Byleth is digging the garden, too, but I have way too many seeds. I’ll never get rid of them. That greenhouse? Full of corpse plants, it looks like. Have you ever seen a corpse plant? They’re huge. They also smell like death.
I enjoy sharing meals with my kids because, shocking no one, I like sharing food with my real friends. It’s fun to guess what different people will like on the menu even though the game will tell you that. There’s so much attention paid to likes and dislikes that most details track. Did y’all know that I like to eat?

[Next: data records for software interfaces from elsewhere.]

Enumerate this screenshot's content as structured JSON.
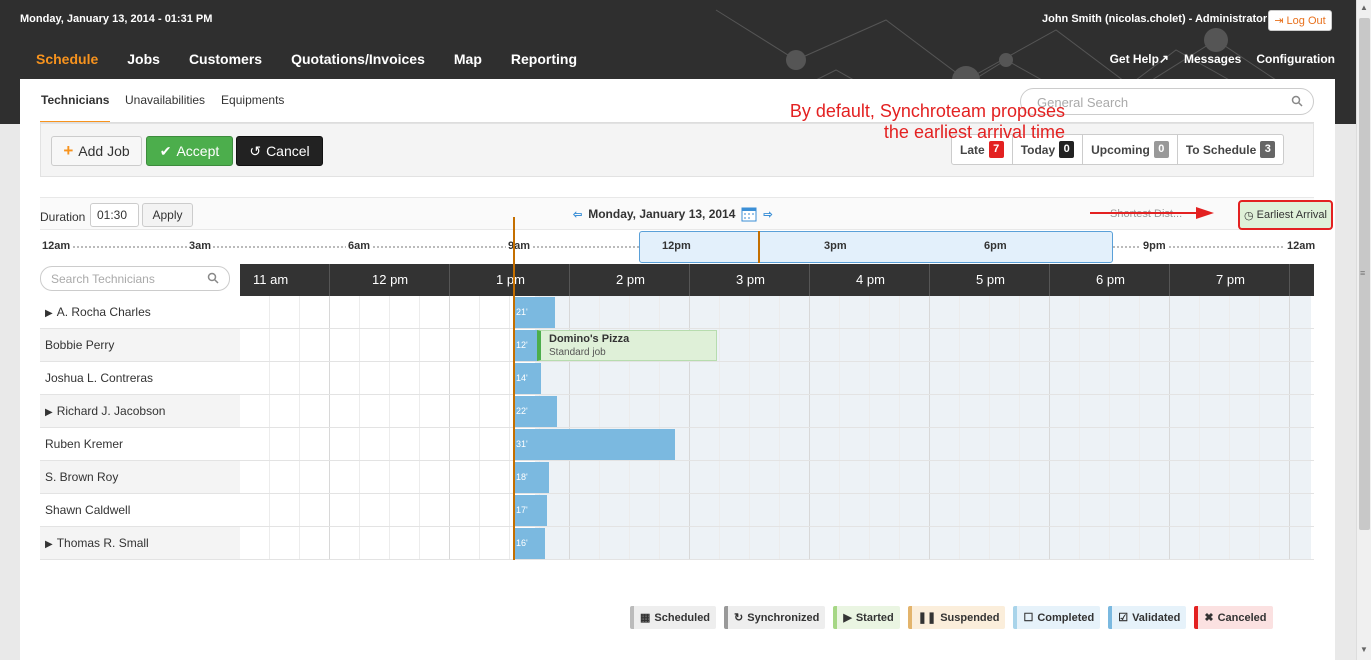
{
  "header": {
    "datetime": "Monday, January 13, 2014 - 01:31 PM",
    "user": "John Smith (nicolas.cholet) - Administrator",
    "logout": "Log Out",
    "nav": [
      "Schedule",
      "Jobs",
      "Customers",
      "Quotations/Invoices",
      "Map",
      "Reporting"
    ],
    "right_nav": [
      "Get Help",
      "Messages",
      "Configuration"
    ]
  },
  "subtabs": [
    "Technicians",
    "Unavailabilities",
    "Equipments"
  ],
  "search": {
    "placeholder": "General Search"
  },
  "toolbar": {
    "add": "Add Job",
    "accept": "Accept",
    "cancel": "Cancel"
  },
  "filters": [
    {
      "label": "Late",
      "count": "7",
      "color": "#e32121"
    },
    {
      "label": "Today",
      "count": "0",
      "color": "#222222"
    },
    {
      "label": "Upcoming",
      "count": "0",
      "color": "#999999"
    },
    {
      "label": "To Schedule",
      "count": "3",
      "color": "#666666"
    }
  ],
  "duration": {
    "label": "Duration",
    "value": "01:30",
    "apply": "Apply"
  },
  "date_nav": {
    "date": "Monday, January 13, 2014"
  },
  "route_options": {
    "shortest": "Shortest Dist...",
    "earliest": "Earliest Arrival"
  },
  "annotation": {
    "line1": "By default, Synchroteam proposes",
    "line2": "the earliest arrival time"
  },
  "ruler_labels": [
    "12am",
    "3am",
    "6am",
    "9am",
    "12pm",
    "3pm",
    "6pm",
    "9pm",
    "12am"
  ],
  "tech_search": {
    "placeholder": "Search Technicians"
  },
  "hours": [
    "11 am",
    "12 pm",
    "1 pm",
    "2 pm",
    "3 pm",
    "4 pm",
    "5 pm",
    "6 pm",
    "7 pm"
  ],
  "technicians": [
    {
      "name": "A. Rocha Charles",
      "expandable": true,
      "travel": "21'"
    },
    {
      "name": "Bobbie Perry",
      "expandable": false,
      "travel": "12'"
    },
    {
      "name": "Joshua L. Contreras",
      "expandable": false,
      "travel": "14'"
    },
    {
      "name": "Richard J. Jacobson",
      "expandable": true,
      "travel": "22'"
    },
    {
      "name": "Ruben Kremer",
      "expandable": false,
      "travel": "31'"
    },
    {
      "name": "S. Brown Roy",
      "expandable": false,
      "travel": "18'"
    },
    {
      "name": "Shawn Caldwell",
      "expandable": false,
      "travel": "17'"
    },
    {
      "name": "Thomas R. Small",
      "expandable": true,
      "travel": "16'"
    }
  ],
  "job": {
    "title": "Domino's Pizza",
    "subtitle": "Standard job"
  },
  "legend": [
    {
      "label": "Scheduled",
      "icon": "calendar-icon",
      "color": "#bbbbbb"
    },
    {
      "label": "Synchronized",
      "icon": "refresh-icon",
      "color": "#999999"
    },
    {
      "label": "Started",
      "icon": "play-icon",
      "color": "#a6d785"
    },
    {
      "label": "Suspended",
      "icon": "pause-icon",
      "color": "#e3b46c"
    },
    {
      "label": "Completed",
      "icon": "empty-box-icon",
      "color": "#a9d4ea"
    },
    {
      "label": "Validated",
      "icon": "checkbox-icon",
      "color": "#7bb9e0"
    },
    {
      "label": "Canceled",
      "icon": "x-icon",
      "color": "#e32121"
    }
  ]
}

Steven: John I have never seen a corpse plant and will not look them up. Fun Fact, but I have a weird, irrational fear of oversized plants… That hasn’t stopped me and Byleth from gardening, though. I’m just too much of a “maximal” player with these kinds of games to skip any kind of free experience. Gardening raises your professor level (which is just a very funny phrase). That, in turn, lets you do more things per day.
Overall, I think I like the way the systems feed back into each other just a little bit more than you, merritt. But I agree that the Rank A, B, C, and sometimes S relationship system feels a little bit simplistic when the social part of the game is otherwise so much bigger now. It almost feels like having too much depth would be too expensive, since there are so many characters, but then this is also the first console Fire Emblem in years. It is kind of a game at war with itself — and not just in the fun “murder monsters and heretics” kind of way.
Still, I don’t get games that find this right blend of mundane and relatable every day. I like games like Fantasy Life just fine. But the addition of painfully hot Young Adults With Problems is… Well, it’s what I’m mostly here for honestly.
Talk to you tomorrow!
This concludes part three of our Fire Emblem: Three Houses review letters! Stay tuned this week for even more of our thoughts on the game. And check out our very many guides elsewhere on the site!